Three medical professionals writing on dry erase board

Why Writing is Important in the Nursing Profession

A nursing writing on a chart while conversing with her patient.Written communication, both technical and non-technical, plays an essential role in today’s healthcare industry. As a result, possessing strong writing skills are crucial for registered nurses across the United States.

Writing plays a key role in nursing today. How effectively a nurse is able communicate through writing can have a major impact on the impression they make on both patients and peers. Whether it’s writing memos about patients, drafting emails to other healthcare providers, or creating papers and presentations for academic study and research, all nurses must have the ability to express themselves clearly, effectively, and professionally through their writing.

Fairly or not, in many cases people judge a person’s professional capabilities, even their intelligence, on one’s ability to demonstrate a proper use of grammar and language in written communication. The capacity to exhibit strong writing skills   is a great advantage in a nursing career, and can provide nurses with a competitive edge when applying for positions in a tight job market.

Small mistakes in grammar, spelling, or punctuation, can reduce a nurse’s credibility, result in a strong resume or cover letter to go overlooked, or potentially ruin an otherwise excellent academic paper or presentation.

A Critical Task

Although medical writing may not be an advertised part of a nursing career, it is always an implied job responsibility.
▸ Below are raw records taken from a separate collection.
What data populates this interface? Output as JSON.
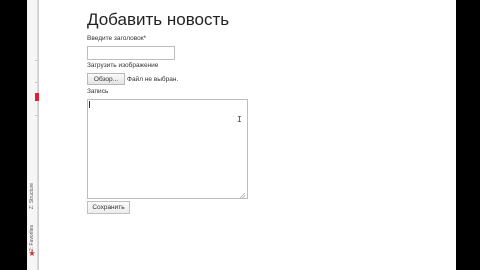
{
  "form": {
    "title": "Добавить новость",
    "title_label": "Введите заголовок*",
    "title_value": "",
    "image_label": "Загрузить изображение",
    "browse_label": "Обзор...",
    "file_status": "Файл не выбран.",
    "post_label": "Запись",
    "post_value": "",
    "save_label": "Сохранить"
  },
  "sidebar": {
    "tabs": [
      {
        "label": "Z: Structure",
        "icon": "structure-icon"
      },
      {
        "label": "2: Favorites",
        "icon": "star-icon"
      }
    ]
  },
  "colors": {
    "sidebar_accent": "#dd2233"
  }
}
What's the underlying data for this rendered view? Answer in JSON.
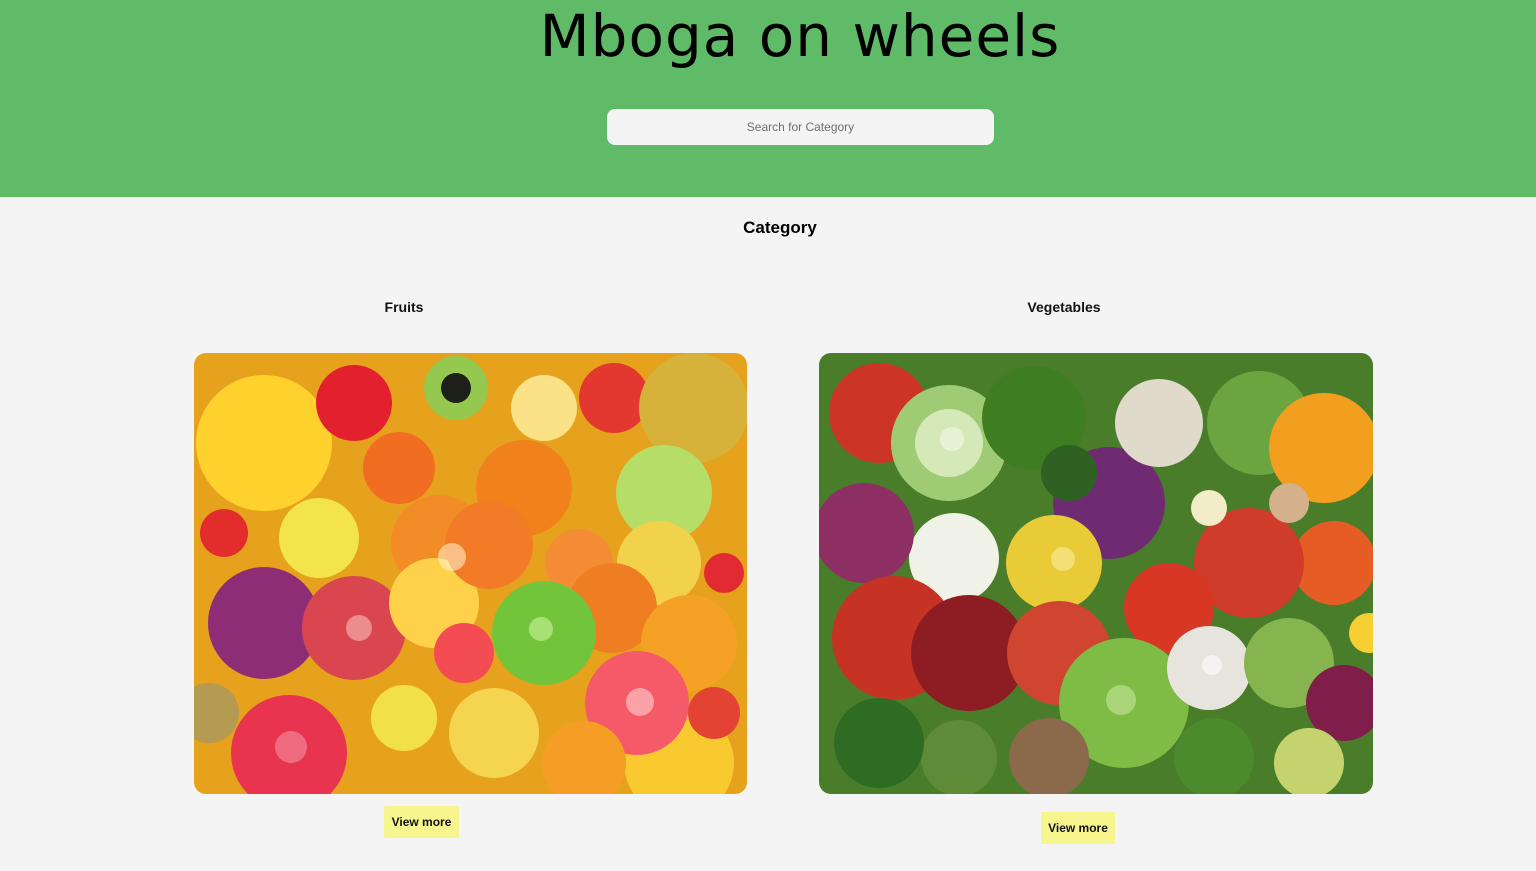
{
  "header": {
    "title": "Mboga on wheels",
    "search_placeholder": "Search for Category",
    "background_color": "#5fbb67"
  },
  "main": {
    "section_title": "Category",
    "categories": [
      {
        "label": "Fruits",
        "image_name": "fruits-image",
        "button_label": "View more"
      },
      {
        "label": "Vegetables",
        "image_name": "vegetables-image",
        "button_label": "View more"
      }
    ],
    "button_color": "#f7f58e"
  }
}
For nurses, writing can make the difference between providing effective treatment and prompting costly errors for both patients and healthcare systems.

Studies show that poor communication is one of the leading causes of preventable death in hospitals.1 Any poorly written, incomplete, or deficient referral or patient note poses the risk of introducing a complication into the patient's condition.

A nurse’s notes must always be clear for others to read and comprehend. Every hospital and clinic has its own set of writing guidelines, which means a nurse may be required   to learn several systems of writing over the course of their career.

Nurses are constantly charting the progress of their patients for their own use, and the use of their peers. In doing so, they are using a medical writing skill, and this skill will continue to be called upon as they move between positions within a hospital or clinic. As a nurse’s career progresses and they potentially move into management or academic research roles, the need to demonstrate an aptitude for effective written communication becomes increasingly important.

Writing and Advanced Education

Writing skills are particularly important for those seeking advanced nursing degrees, such as an online Doctor of Nursing Practice (DNP) or online Master of Science in Nursing (MSN). Such programs require students to not only critically analyze the writing of others, but also to produce their own medical research papers.

A course in scientific writing introduces advanced nursing students to writing philosophy, teaches them basic and advanced grammar, and helps them to develop their voice, rhythm, and style of writing. They’ll also learn how to understand appropriate scientific attribution and referencing.

A New Career Path

Medical writers are in demand these days. Nursing skills combined with writing skills can open doors to other diverse career opportunities. This could be in the form of a position in quality or staff management, for which medical writing is required, or as a medical writer or editor within the not-for-profit sector, government agencies, pharmaceuticals, or research facilities.

To discover these opportunities for yourself, find out how you can improve your scientific writing through an online course at Loyola University New Orleans.